“For us, Frida an artist that was so ahead of her time, somebody that is so relevant today, 75 years since her death. I feel personally involved being Mexican but, more so, if we dwell into the immersive experience, I think the immersive show is a new art form.” According to the 2020 Immersive Industry Annual report by Pseudonym Productions, the experiential arts began as recently as the year 2000. By capitalizing on the geographic concepts prominent in Kahlo’s 29-year oeuvre, Fusco crafts a layered experience across space and time. “In the show, there's a great representation of Mexico in its history, in its colour, in its strength, and in its folklore. This show will bring a lot of the elements of what Mexican culture is.”

What are the similarities and differences between Immersive Van Gogh and Frida: Immersive Dream?

“What Massimiliano does is he interprets the artist's work; it was Massimiliano’s interpretation of what he wanted to showcase on Van Gogh. And now he's doing the same with Frida. It's such a different mindset and such a different creation that it's a fantastic showcase, not only of what Massimiliano is capable of doing. It's also a showcase of what these immersive experiences can be.” Here, Fusco intimates new modes of narrative dissection between creator and spectator when presented with the nearly century-old masterpieces. Exhibit attendees will use the immersive landscape to identify clues, discuss theories, and uncover the woman behind the art and the art behind the woman. “I believe that the Frida show will have its own life because Frida’s life is one thing, and van Gogh’s life is something so different. It amazingly captures what Frida was as an artist and as a human being.”

Frida: Immersive Dream

Is the immersive realm ready for Frida Kahlo?

“When you're listening to music, and you feel emotional, it has a certain feel. If you're watching a movie and you get goosebumps, it's a different feel. The visual experience gives you a unique feeling. The aural experience also gives you a certain feeling. So too, do these immersive experiences give you a completely different feeling. It's a new form of art where it’s not only visual and audio, but the architecture also plays a very important role.” By describing the immersive realm’s role as a sensory playground, Fusco connects the show’s well-constructed visceral stimulations with the artistic sensations embodied in Kahlo’s work. “I think Frida had a very tough life. Frida had an amazing life. It's amazing what one could accomplish so many years ago. You see her travel, her experiences, all the people she met. She lived in the U.S. for a little while. She did exhibits in art galleries in Paris. She accomplished so much in such a short amount of time.” Whether it’s a stroll through the lives of people she loved—such as Portrait of My Father—or vignettes glimpsing into the vitality of passersby—such as in The Bus—Kahlo’s work captured the essence of her 47 years on Earth.

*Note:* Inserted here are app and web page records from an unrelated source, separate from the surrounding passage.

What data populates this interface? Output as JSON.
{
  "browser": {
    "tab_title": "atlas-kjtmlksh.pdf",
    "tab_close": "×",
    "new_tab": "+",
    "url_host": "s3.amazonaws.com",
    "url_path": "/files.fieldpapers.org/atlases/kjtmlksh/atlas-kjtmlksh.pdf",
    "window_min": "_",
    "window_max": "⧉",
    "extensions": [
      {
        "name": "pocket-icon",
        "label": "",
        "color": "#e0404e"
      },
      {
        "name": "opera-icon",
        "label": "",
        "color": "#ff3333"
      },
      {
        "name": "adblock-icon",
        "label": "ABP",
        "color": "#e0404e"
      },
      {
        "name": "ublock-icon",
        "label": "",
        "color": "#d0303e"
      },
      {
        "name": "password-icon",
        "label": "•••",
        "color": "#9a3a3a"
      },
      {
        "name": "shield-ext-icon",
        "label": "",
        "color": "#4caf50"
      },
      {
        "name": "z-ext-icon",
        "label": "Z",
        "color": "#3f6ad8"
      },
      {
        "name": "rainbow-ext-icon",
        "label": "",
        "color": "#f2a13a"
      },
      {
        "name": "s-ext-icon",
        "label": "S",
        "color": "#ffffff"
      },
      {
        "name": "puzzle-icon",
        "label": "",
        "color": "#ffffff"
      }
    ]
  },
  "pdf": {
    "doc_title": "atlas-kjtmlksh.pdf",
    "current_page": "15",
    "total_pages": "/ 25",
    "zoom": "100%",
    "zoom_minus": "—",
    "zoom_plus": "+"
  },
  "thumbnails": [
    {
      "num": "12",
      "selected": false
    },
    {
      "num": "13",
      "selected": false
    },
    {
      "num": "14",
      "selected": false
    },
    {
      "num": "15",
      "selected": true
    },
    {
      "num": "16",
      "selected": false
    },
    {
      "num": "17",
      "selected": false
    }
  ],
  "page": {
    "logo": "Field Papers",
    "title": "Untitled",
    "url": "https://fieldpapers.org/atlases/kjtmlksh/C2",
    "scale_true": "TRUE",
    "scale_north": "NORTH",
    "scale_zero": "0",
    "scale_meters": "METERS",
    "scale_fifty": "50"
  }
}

“And she also suffered a lot on a personal level. She had a terrible accident when she was very young. Her life changed